A grisly discovery is stirring up controversy in the southeast English town of Buckingham.
Sometime during December, developers excavating a grassy tract of land ahead of construction of a new retirement community stumbled upon what appears to be a bizarre cemetery of unknown origin. So far, the team has unearthed 40 skeletons, each with their hands tied behind their backs, buried in shallow graves.
Archaeologists contracted with Brio Retirement Living Holding, the company developing the plot, are keeping mostly mum until an in-depth investigation—slated to take weeks or months—concludes, according to BBC News. But locals are already itching for answers, and tensions in the town remain high, reports Sally Murrer for the Milton Keynes Citizen, the local news site that broke the story last week.

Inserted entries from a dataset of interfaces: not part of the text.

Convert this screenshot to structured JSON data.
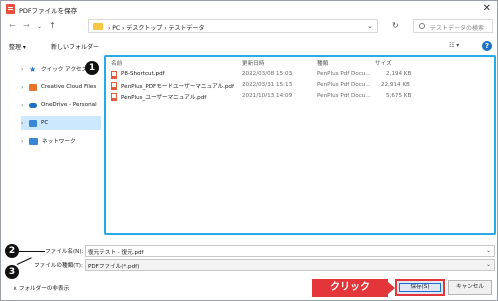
{
  "window": {
    "title": "PDFファイルを保存",
    "close_glyph": "✕"
  },
  "nav": {
    "back": "←",
    "forward": "→",
    "up": "↑",
    "path": "›  PC  ›  デスクトップ  ›  テストデータ",
    "refresh": "↻",
    "search_placeholder": "テストデータの検索"
  },
  "toolbar": {
    "organize": "整理 ▾",
    "new_folder": "新しいフォルダー",
    "view": "☷ ▾",
    "help": "?"
  },
  "sidebar": {
    "items": [
      {
        "label": "クイック アクセス",
        "icon": "star-icon",
        "color": "#1d6fc8"
      },
      {
        "label": "Creative Cloud Files",
        "icon": "cloud-icon",
        "color": "#e8742a"
      },
      {
        "label": "OneDrive - Personal",
        "icon": "onedrive-icon",
        "color": "#1d6fc8"
      },
      {
        "label": "PC",
        "icon": "pc-icon",
        "color": "#3a86d6",
        "selected": true
      },
      {
        "label": "ネットワーク",
        "icon": "network-icon",
        "color": "#3a86d6"
      }
    ]
  },
  "filelist": {
    "columns": [
      "名前",
      "更新日時",
      "種類",
      "サイズ"
    ],
    "rows": [
      {
        "name": "P8-Shortcut.pdf",
        "date": "2022/03/08 15:03",
        "type": "PenPlus Pdf Docu...",
        "size": "2,194 KB"
      },
      {
        "name": "PenPlus_PDFモードユーザーマニュアル.pdf",
        "date": "2022/03/31 15:13",
        "type": "PenPlus Pdf Docu...",
        "size": "22,914 KB"
      },
      {
        "name": "PenPlus_ユーザーマニュアル.pdf",
        "date": "2021/10/13 14:09",
        "type": "PenPlus Pdf Docu...",
        "size": "5,675 KB"
      }
    ]
  },
  "form": {
    "filename_label": "ファイル名(N):",
    "filename_value": "復元テスト - 復元.pdf",
    "filetype_label": "ファイルの種類(T):",
    "filetype_value": "PDFファイル(*.pdf)"
  },
  "footer": {
    "hide_folders": "∧  フォルダーの非表示",
    "click_callout": "クリック",
    "save": "保存(S)",
    "cancel": "キャンセル"
  },
  "badges": [
    "1",
    "2",
    "3"
  ],
  "colors": {
    "accent_blue": "#29a9e8",
    "callout_red": "#e3353a",
    "selected_bg": "#cce8ff"
  }
}
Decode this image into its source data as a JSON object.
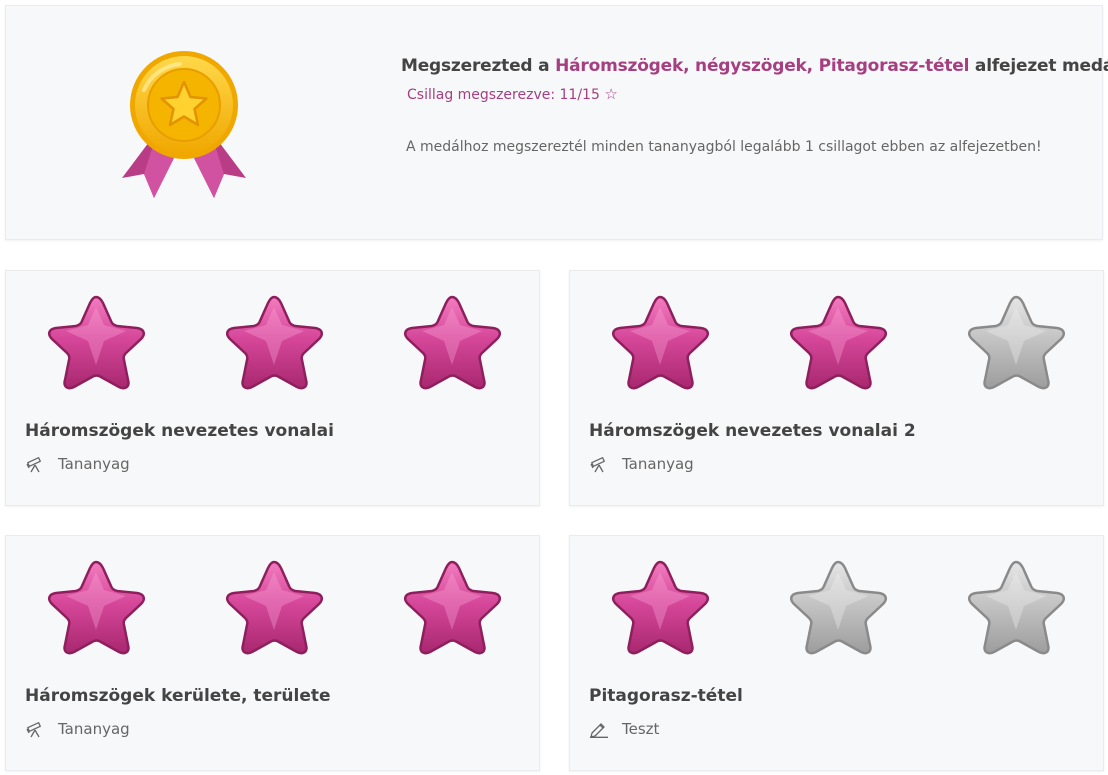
{
  "medal": {
    "title_before": "Megszerezted a ",
    "chapter_name": "Háromszögek, négyszögek, Pitagorasz-tétel",
    "title_after": " alfejezet medálját!",
    "stars_earned_label": "Csillag megszerezve: 11/15",
    "stars_earned_icon": "star-outline-icon",
    "description": "A medálhoz megszereztél minden tananyagból legalább 1 csillagot ebben az alfejezetben!",
    "medal_icon": "gold-medal-icon"
  },
  "colors": {
    "accent": "#a53f80",
    "star_filled": "#c6387f",
    "star_empty": "#bdbdbd",
    "medal_gold": "#f5b800",
    "ribbon": "#b93d86"
  },
  "cards": [
    {
      "title": "Háromszögek nevezetes vonalai",
      "type_label": "Tananyag",
      "type_icon": "telescope-icon",
      "stars_earned": 3,
      "stars_total": 3
    },
    {
      "title": "Háromszögek nevezetes vonalai 2",
      "type_label": "Tananyag",
      "type_icon": "telescope-icon",
      "stars_earned": 2,
      "stars_total": 3
    },
    {
      "title": "Háromszögek kerülete, területe",
      "type_label": "Tananyag",
      "type_icon": "telescope-icon",
      "stars_earned": 3,
      "stars_total": 3
    },
    {
      "title": "Pitagorasz-tétel",
      "type_label": "Teszt",
      "type_icon": "pencil-icon",
      "stars_earned": 1,
      "stars_total": 3
    }
  ]
}
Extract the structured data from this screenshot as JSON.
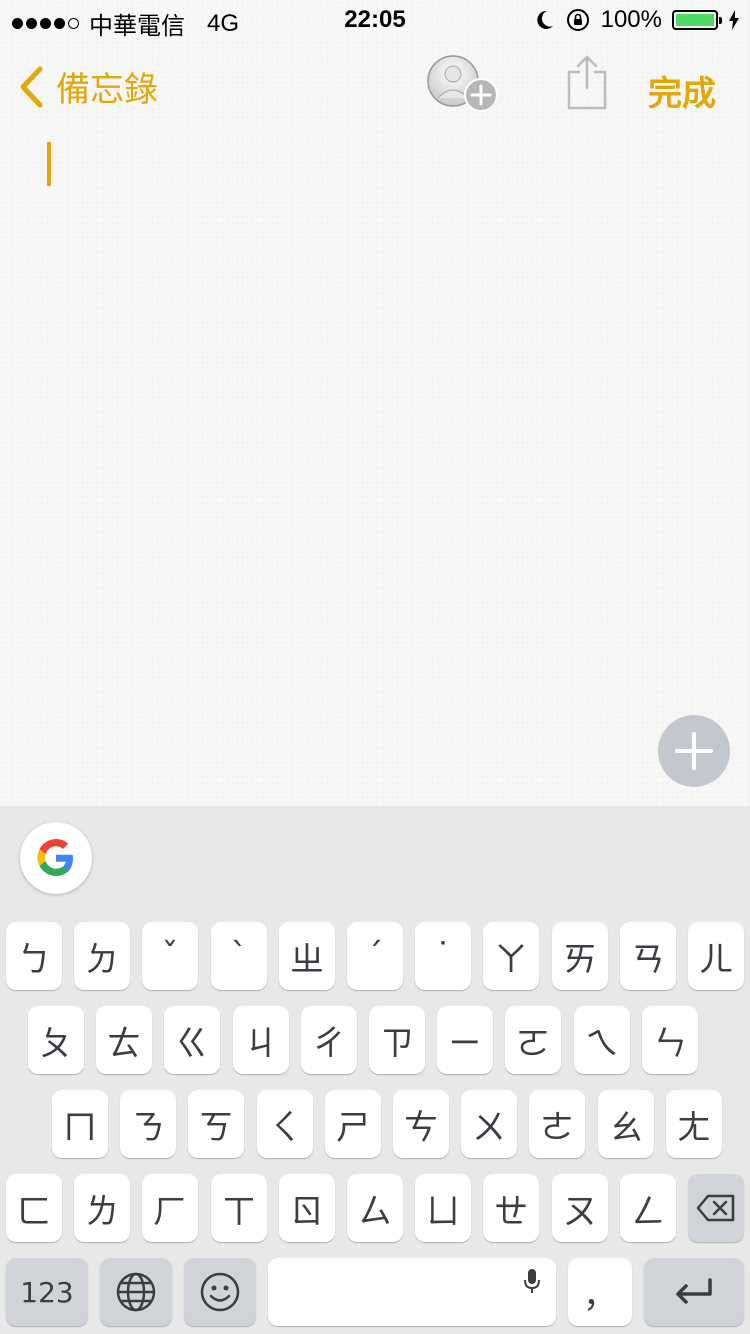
{
  "status_bar": {
    "carrier": "中華電信",
    "network": "4G",
    "time": "22:05",
    "battery_text": "100%",
    "battery_level": 1.0,
    "battery_color": "#4cd964",
    "signal_bars_filled": 4,
    "signal_bars_total": 5
  },
  "nav": {
    "back_label": "備忘錄",
    "done_label": "完成",
    "accent_color": "#e2a70b",
    "add_people_icon": "add-people-icon",
    "share_icon": "share-icon"
  },
  "note": {
    "body": ""
  },
  "keyboard": {
    "google_icon": "google-g-icon",
    "row1": [
      "ㄅ",
      "ㄉ",
      "ˇ",
      "ˋ",
      "ㄓ",
      "ˊ",
      "˙",
      "ㄚ",
      "ㄞ",
      "ㄢ",
      "ㄦ"
    ],
    "row2": [
      "ㄆ",
      "ㄊ",
      "ㄍ",
      "ㄐ",
      "ㄔ",
      "ㄗ",
      "ㄧ",
      "ㄛ",
      "ㄟ",
      "ㄣ"
    ],
    "row3": [
      "ㄇ",
      "ㄋ",
      "ㄎ",
      "ㄑ",
      "ㄕ",
      "ㄘ",
      "ㄨ",
      "ㄜ",
      "ㄠ",
      "ㄤ"
    ],
    "row4": [
      "ㄈ",
      "ㄌ",
      "ㄏ",
      "ㄒ",
      "ㄖ",
      "ㄙ",
      "ㄩ",
      "ㄝ",
      "ㄡ",
      "ㄥ"
    ],
    "numbers_label": "123",
    "comma_label": "，",
    "globe_icon": "globe-icon",
    "emoji_icon": "emoji-icon",
    "mic_icon": "microphone-icon",
    "delete_icon": "backspace-icon",
    "return_icon": "return-icon"
  }
}
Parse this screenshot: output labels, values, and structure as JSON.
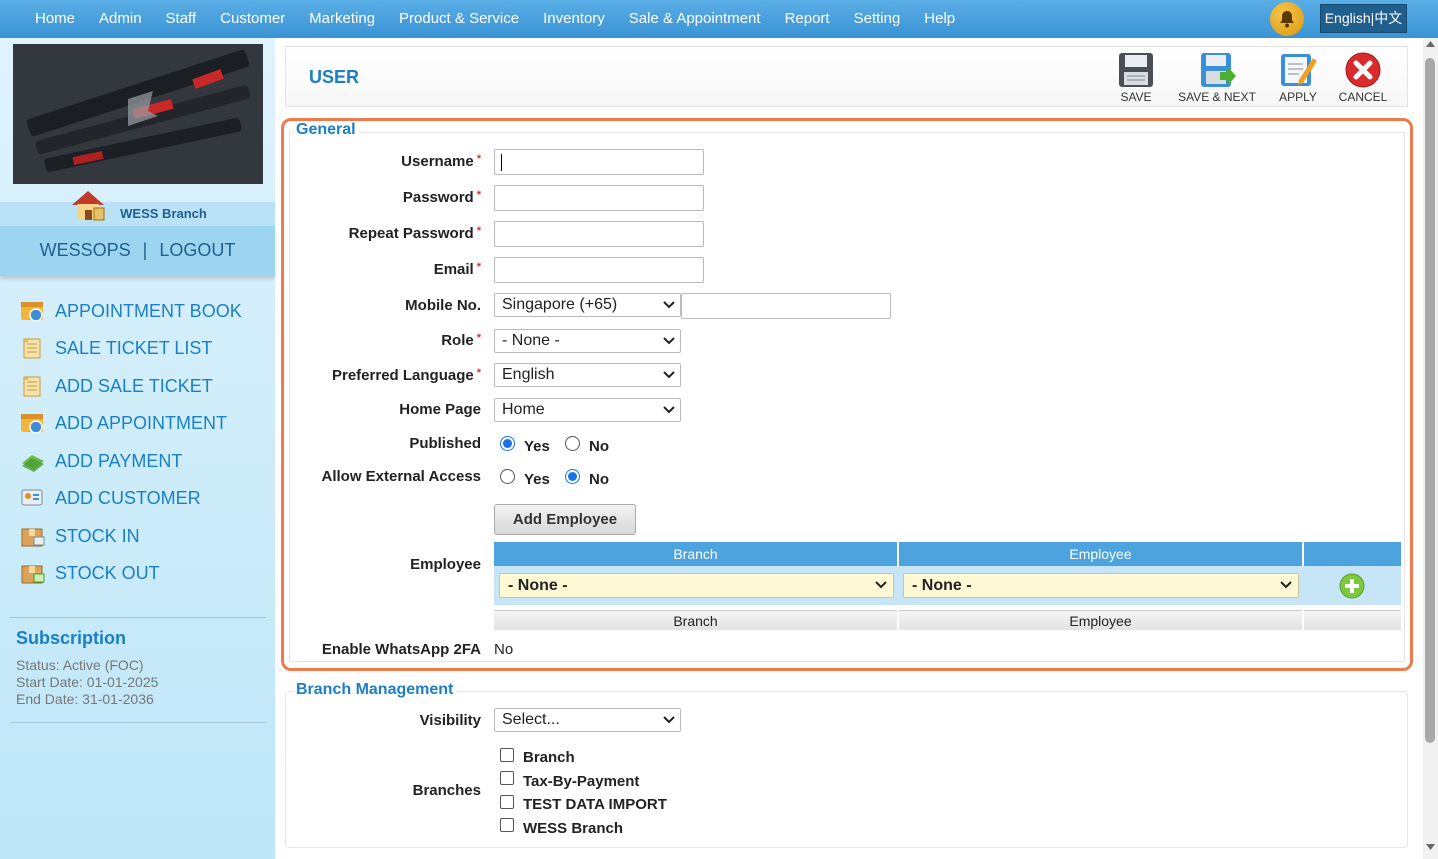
{
  "topnav": {
    "items": [
      "Home",
      "Admin",
      "Staff",
      "Customer",
      "Marketing",
      "Product & Service",
      "Inventory",
      "Sale & Appointment",
      "Report",
      "Setting",
      "Help"
    ],
    "language": "English|中文"
  },
  "sidebar": {
    "branch": "WESS Branch",
    "user": "WESSOPS",
    "separator": "|",
    "logout": "LOGOUT",
    "items": [
      {
        "label": "APPOINTMENT BOOK",
        "icon": "appointment-book-icon"
      },
      {
        "label": "SALE TICKET LIST",
        "icon": "sale-ticket-list-icon"
      },
      {
        "label": "ADD SALE TICKET",
        "icon": "add-sale-ticket-icon"
      },
      {
        "label": "ADD APPOINTMENT",
        "icon": "add-appointment-icon"
      },
      {
        "label": "ADD PAYMENT",
        "icon": "add-payment-icon"
      },
      {
        "label": "ADD CUSTOMER",
        "icon": "add-customer-icon"
      },
      {
        "label": "STOCK IN",
        "icon": "stock-in-icon"
      },
      {
        "label": "STOCK OUT",
        "icon": "stock-out-icon"
      }
    ],
    "subscription": {
      "title": "Subscription",
      "status": "Status: Active (FOC)",
      "start": "Start Date: 01-01-2025",
      "end": "End Date: 31-01-2036"
    }
  },
  "header": {
    "title": "USER",
    "buttons": {
      "save": "SAVE",
      "save_next": "SAVE & NEXT",
      "apply": "APPLY",
      "cancel": "CANCEL"
    }
  },
  "general": {
    "legend": "General",
    "username_label": "Username",
    "password_label": "Password",
    "repeat_password_label": "Repeat Password",
    "email_label": "Email",
    "mobile_label": "Mobile No.",
    "mobile_country": "Singapore (+65)",
    "role_label": "Role",
    "role_value": "- None -",
    "language_label": "Preferred Language",
    "language_value": "English",
    "homepage_label": "Home Page",
    "homepage_value": "Home",
    "published_label": "Published",
    "external_label": "Allow External Access",
    "yes": "Yes",
    "no": "No",
    "published_value": "Yes",
    "external_value": "No",
    "employee_label": "Employee",
    "add_employee": "Add Employee",
    "table_headers": [
      "Branch",
      "Employee"
    ],
    "branch_select": "- None -",
    "employee_select": "- None -",
    "table_footers": [
      "Branch",
      "Employee"
    ],
    "whatsapp_label": "Enable WhatsApp 2FA",
    "whatsapp_value": "No",
    "required_mark": "*"
  },
  "branch_management": {
    "legend": "Branch Management",
    "visibility_label": "Visibility",
    "visibility_value": "Select...",
    "branches_label": "Branches",
    "branches": [
      "Branch",
      "Tax-By-Payment",
      "TEST DATA IMPORT",
      "WESS Branch"
    ]
  },
  "colors": {
    "accent": "#1a7fc6",
    "nav": "#4aa3dd",
    "highlight_border": "#f07a4a"
  }
}
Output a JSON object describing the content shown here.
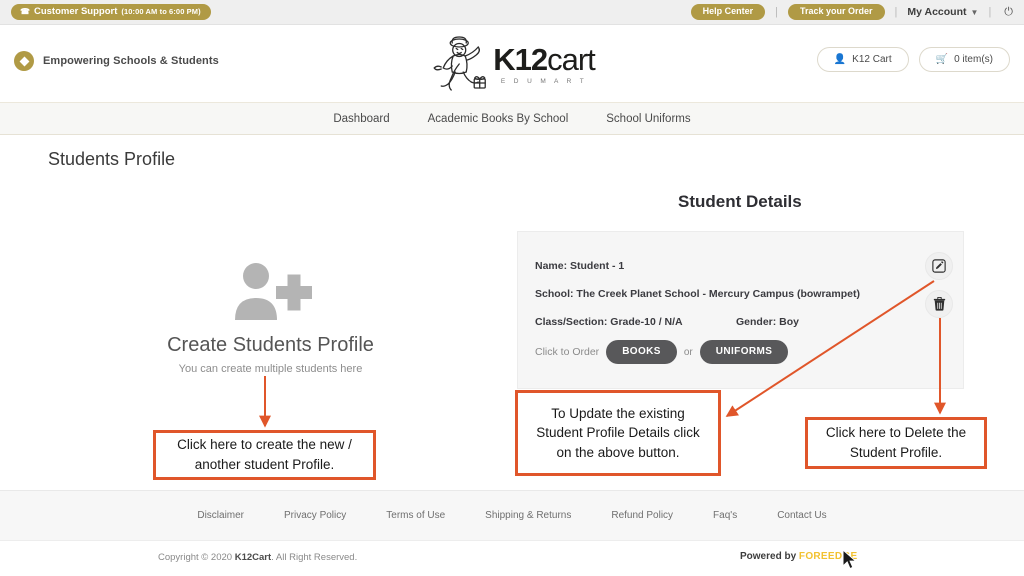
{
  "topbar": {
    "support_label": "Customer Support",
    "support_hours": "(10:00 AM to 6:00 PM)",
    "phone_icon": "phone-icon",
    "help_center": "Help Center",
    "track_order": "Track your Order",
    "my_account": "My Account",
    "caret": "∨",
    "power_icon": "⏻",
    "gold": "#b09a45"
  },
  "header": {
    "tagline": "Empowering Schools & Students",
    "logo_main_1": "K12",
    "logo_main_2": "cart",
    "logo_sub": "E D U M A R T",
    "cart_account_btn": "K12 Cart",
    "cart_items_btn": "0 item(s)",
    "user_icon": "user-icon",
    "basket_icon": "basket-icon"
  },
  "nav": {
    "items": [
      {
        "label": "Dashboard"
      },
      {
        "label": "Academic Books By School"
      },
      {
        "label": "School Uniforms"
      }
    ]
  },
  "page": {
    "title": "Students Profile"
  },
  "create_panel": {
    "icon": "add-person-icon",
    "title": "Create Students Profile",
    "subtitle": "You can create multiple students here"
  },
  "student_details": {
    "heading": "Student Details",
    "name": "Name: Student - 1",
    "school": "School: The Creek Planet School - Mercury Campus (bowrampet)",
    "class_section": "Class/Section: Grade-10 / N/A",
    "gender": "Gender: Boy",
    "order_prefix": "Click to Order",
    "books_btn": "BOOKS",
    "or_label": "or",
    "uniforms_btn": "UNIFORMS",
    "edit_icon": "edit-pencil-icon",
    "delete_icon": "trash-icon"
  },
  "annotations": {
    "color": "#e0562a",
    "create": {
      "line1": "Click here to create the new /",
      "line2": "another student Profile."
    },
    "update": {
      "line1": "To Update the existing",
      "line2": "Student Profile Details click",
      "line3": "on the above button."
    },
    "delete": {
      "line1": "Click here to Delete the",
      "line2": "Student Profile."
    }
  },
  "footer": {
    "links": [
      {
        "label": "Disclaimer"
      },
      {
        "label": "Privacy Policy"
      },
      {
        "label": "Terms of Use"
      },
      {
        "label": "Shipping & Returns"
      },
      {
        "label": "Refund Policy"
      },
      {
        "label": "Faq's"
      },
      {
        "label": "Contact Us"
      }
    ],
    "copyright_pre": "Copyright © 2020 ",
    "copyright_brand": "K12Cart",
    "copyright_post": ". All Right Reserved.",
    "powered_pre": "Powered by ",
    "powered_brand": "FOREEDGE",
    "powered_brand_color": "#f2c230"
  }
}
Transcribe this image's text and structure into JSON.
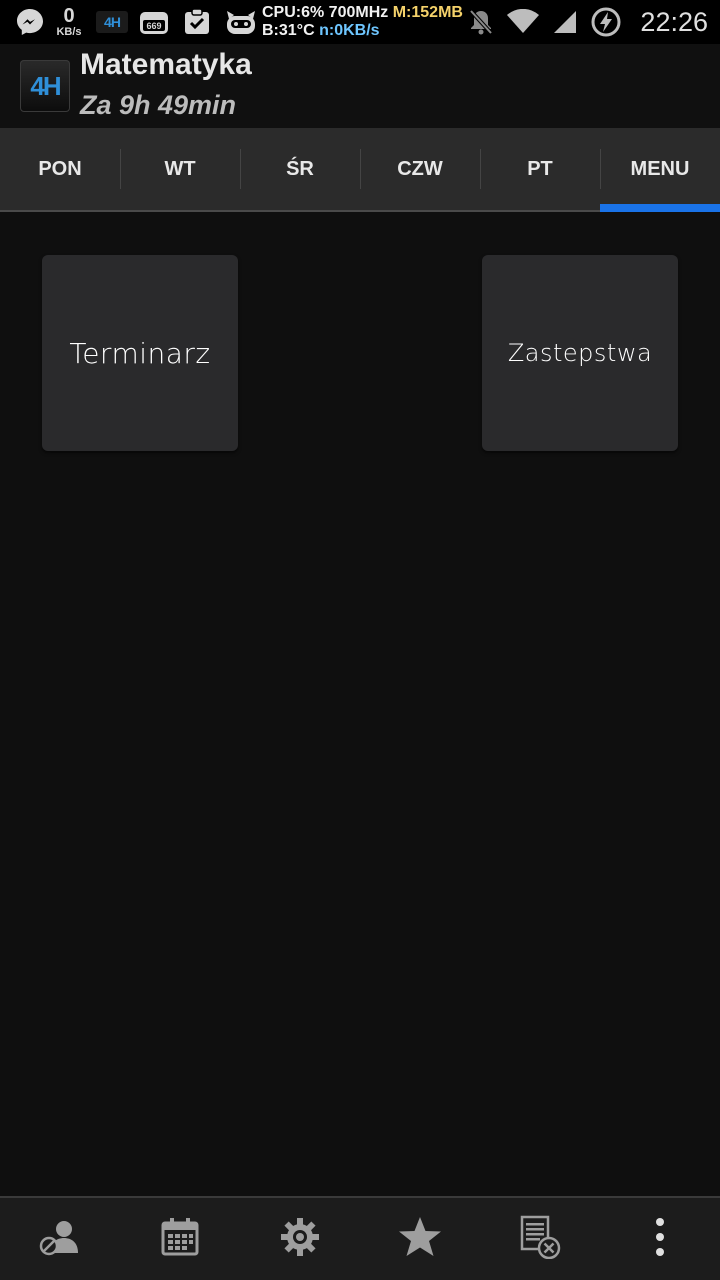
{
  "status_bar": {
    "net_speed_value": "0",
    "net_speed_unit": "KB/s",
    "app_badge": "4H",
    "counter_badge": "669",
    "cpu_text": "CPU:6% 700MHz",
    "mem_text": "M:152MB",
    "battery_temp_text": "B:31°C",
    "network_rate_text": "n:0KB/s",
    "clock": "22:26",
    "icons": [
      "messenger-icon",
      "4h-app-icon",
      "counter-icon",
      "clipboard-check-icon",
      "cyanogen-icon",
      "notifications-off-icon",
      "wifi-icon",
      "signal-icon",
      "battery-charging-icon"
    ]
  },
  "header": {
    "logo_text": "4H",
    "title": "Matematyka",
    "subtitle": "Za 9h 49min"
  },
  "tabs": [
    {
      "label": "PON",
      "active": false
    },
    {
      "label": "WT",
      "active": false
    },
    {
      "label": "ŚR",
      "active": false
    },
    {
      "label": "CZW",
      "active": false
    },
    {
      "label": "PT",
      "active": false
    },
    {
      "label": "MENU",
      "active": true
    }
  ],
  "menu_tiles": [
    {
      "label": "Terminarz"
    },
    {
      "label": "Zastepstwa"
    }
  ],
  "bottom_bar": {
    "icons": [
      "contact-block-icon",
      "calendar-icon",
      "settings-gear-icon",
      "star-icon",
      "list-remove-icon",
      "overflow-menu-icon"
    ]
  },
  "colors": {
    "accent": "#1a73e8",
    "background": "#0f0f0f",
    "tab_bar": "#2b2b2b",
    "tile": "#2a2a2c",
    "cpu_text": "#f2f2f2",
    "mem_text": "#f5d26a",
    "net_text": "#6ec6ff"
  }
}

Once home to a now-defunct farm, the land isn’t coughing up much info, either (though the formal dig may soon change that). The skeletons’ contorted, bound positions, as well as the depth of their graves, hint that they were once “prisoners of some kind,” Robin Stuchbury, Buckingham’s district and town councilor, tells the Milton Keynes Citizen.
Beyond speculation, however, the true nature of the burials is currently anyone’s guess. Speaking with BBC News, Buckingham Society historian Ed Grimsdale suggests the bodies may be the remains of people executed more than one thousand years ago, perhaps even during the Anglo-Saxon period, which lasted from 410 to 1066 A.D. If that’s the case, the gruesome discovery could represent “the biggest find of executed prisoners in the whole of the South of England” from this historical era.
Still, says Stuchbury, the skeletons could also be much more recent, perhaps dating to the English Civil War, or to a period when “criminals … were hanged on the gallows in the town.”
In an interview with the Milton Keynes Citizen, representatives from the Buckinghamshire County Archaeological Service (BCAS), a governmental body that provides local city planning services and maintains a historic environment record, explained that they had been made aware of the skeletons, but haven’t been able to investigate the plot themselves. Until they receive a detailed report from the archaeological contractors associated with Brio Retirement, spokespeople have declined to comment on the nature of the remains.
That report has yet to be made public to local officials or Buckingham residents, reports Mindy Weisberger for Live Science. Once released, though, it should contain descriptions of artifacts found in the graves, as well as the ages and biological sexes of the skeletons. Unusual markings on the bones could also reveal how the 42 unfortunate individuals died. BCAS anticipates it could take months for those details to be revealed, according to BBC News.
Depending on what the investigation unearths, the fate of Brio’s planned retirement community, intended to provide 72 homes for residents aged 55 or over, may also be up in the air. The company, however, won’t escape the unexpected twist in their plans without a smidge of irony: Their selection of the West End Farm plot would have put the new development right next to Buckingham’s existing cemetery.